When most people in the legal profession think of research, they envision someone in a musty broom closet pouring through ancient editions of the Wisconsin Reports, running endless searches through Westlaw (found at www.westlaw.com).   Sure enough, as a former law clerk and associate, I recall maddening instances of various attorneys directing me to find a case they “knew” existed which allegedly stood for some obscure proposition.

Although it is not always possible to find that magic bullet, there are many resources to help attorneys, their staff and the public better understand the law and the workings of the legal system. This post addresses research in the broad sense, and while not exhaustive, is intended as a guide to help you locate and organize all kinds of useful information in your quest for good results.
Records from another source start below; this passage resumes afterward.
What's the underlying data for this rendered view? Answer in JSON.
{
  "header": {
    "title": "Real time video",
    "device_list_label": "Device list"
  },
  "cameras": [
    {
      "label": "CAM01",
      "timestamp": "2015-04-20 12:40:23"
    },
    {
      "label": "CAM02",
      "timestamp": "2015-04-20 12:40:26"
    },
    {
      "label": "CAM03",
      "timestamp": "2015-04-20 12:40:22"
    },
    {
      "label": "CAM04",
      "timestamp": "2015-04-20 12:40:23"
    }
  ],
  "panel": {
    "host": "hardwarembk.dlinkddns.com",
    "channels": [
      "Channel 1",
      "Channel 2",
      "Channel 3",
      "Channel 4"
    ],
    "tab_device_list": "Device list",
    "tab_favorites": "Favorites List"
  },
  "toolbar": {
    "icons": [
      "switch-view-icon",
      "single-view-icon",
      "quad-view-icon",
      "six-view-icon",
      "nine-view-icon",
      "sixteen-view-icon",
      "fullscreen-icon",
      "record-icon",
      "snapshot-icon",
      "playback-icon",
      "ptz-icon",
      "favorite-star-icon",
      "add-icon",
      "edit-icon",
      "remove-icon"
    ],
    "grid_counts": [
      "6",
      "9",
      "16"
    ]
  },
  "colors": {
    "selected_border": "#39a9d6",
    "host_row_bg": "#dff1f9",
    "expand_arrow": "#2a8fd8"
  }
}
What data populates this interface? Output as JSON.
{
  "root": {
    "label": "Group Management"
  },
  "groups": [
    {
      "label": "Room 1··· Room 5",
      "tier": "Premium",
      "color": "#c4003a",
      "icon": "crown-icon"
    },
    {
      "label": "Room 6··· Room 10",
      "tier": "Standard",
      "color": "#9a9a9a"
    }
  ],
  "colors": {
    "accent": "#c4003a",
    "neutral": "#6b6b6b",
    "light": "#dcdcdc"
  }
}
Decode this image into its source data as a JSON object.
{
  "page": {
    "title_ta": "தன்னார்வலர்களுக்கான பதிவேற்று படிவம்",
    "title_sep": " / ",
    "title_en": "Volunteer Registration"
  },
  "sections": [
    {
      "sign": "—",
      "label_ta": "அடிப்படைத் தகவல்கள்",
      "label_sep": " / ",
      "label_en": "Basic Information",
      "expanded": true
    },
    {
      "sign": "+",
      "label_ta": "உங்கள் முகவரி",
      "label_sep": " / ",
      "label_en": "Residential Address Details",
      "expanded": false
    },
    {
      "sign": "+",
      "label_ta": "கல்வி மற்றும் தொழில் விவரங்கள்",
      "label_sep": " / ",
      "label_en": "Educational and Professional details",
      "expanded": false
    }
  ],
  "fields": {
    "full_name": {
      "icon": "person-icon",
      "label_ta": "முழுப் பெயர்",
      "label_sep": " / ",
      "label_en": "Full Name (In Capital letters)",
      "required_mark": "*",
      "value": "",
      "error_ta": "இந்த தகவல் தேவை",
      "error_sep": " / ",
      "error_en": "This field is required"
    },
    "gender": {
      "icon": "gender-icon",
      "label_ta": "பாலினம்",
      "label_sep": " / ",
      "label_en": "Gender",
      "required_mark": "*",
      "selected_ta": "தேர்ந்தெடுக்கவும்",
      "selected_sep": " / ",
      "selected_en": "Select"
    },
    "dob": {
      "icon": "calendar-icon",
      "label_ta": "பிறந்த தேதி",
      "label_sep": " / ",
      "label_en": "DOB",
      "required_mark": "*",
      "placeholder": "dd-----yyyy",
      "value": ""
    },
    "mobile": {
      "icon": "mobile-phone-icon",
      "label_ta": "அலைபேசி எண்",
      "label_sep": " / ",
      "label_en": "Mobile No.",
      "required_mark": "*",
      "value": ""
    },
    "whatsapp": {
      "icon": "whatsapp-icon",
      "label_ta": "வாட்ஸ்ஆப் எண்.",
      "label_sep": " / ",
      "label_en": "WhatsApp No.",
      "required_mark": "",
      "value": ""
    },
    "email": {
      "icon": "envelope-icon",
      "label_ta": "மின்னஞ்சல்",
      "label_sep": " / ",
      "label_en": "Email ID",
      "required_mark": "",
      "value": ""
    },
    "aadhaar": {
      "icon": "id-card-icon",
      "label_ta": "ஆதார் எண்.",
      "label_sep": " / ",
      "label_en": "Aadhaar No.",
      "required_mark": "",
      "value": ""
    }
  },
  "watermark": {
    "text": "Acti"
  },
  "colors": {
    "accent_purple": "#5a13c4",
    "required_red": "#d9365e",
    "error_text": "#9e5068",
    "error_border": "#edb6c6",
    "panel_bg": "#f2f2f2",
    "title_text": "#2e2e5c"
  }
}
Part 1 discusses “primary” sources for legal research, and Part 2 will discuss “secondary” sources of information. Finally, Part 3 will describe how you can use what is right under your nose to create a fantastic research system.

Part 1: Primary Law at your Fingertips

Most anything, including the law, is now available online.  “Law” is essentially a haphazard collection of rules and regulations proscribed by governmental entities. Law ranges from the U.S. Constitution drafted by our Founding Fathers to the Yorkville Code of Ordinances passed by the Town Board of Yorkville, Wisconsin (all at www.findlaw.com). But, any comprehensive research project will no doubt ultimately lead to at least a preliminary search of the Wisconsin Statutes. If you don’t have easy access to a bound set, you can also find them free online at www.legis.state.wi.us.  For most Wisconsin family court matters, Chapter 767 is the best place to begin. 

Appellate case law is another important body of authority to review. Westlaw, Lexis and Lois are commonly-used subscription services for searching Federal and State material, including statutes and case law. There are also online sources of free case law if you do not work for a firm which subscribes to any of these services. For instance, free Wisconsin cases are published online at www.wisbar.org. Findlaw publishes free federal court opinions, including the 7th Circuit Court of Appeals.

Child support is governed both by the Wisconsin Statutes and be regulation. Thus, a review of the Wisconsin Administrative Code is in order, and it is available both in print form and online at http://www.legis.state.wi.us/rsb/code.htm.   You can find the various child support definitions and formulas used in Wisconsin Courts in Chapter DCF 150 (formerly,  Chapter DWD 40).

In Part 2, coming soon, I will discuss common secondary sources for legal information.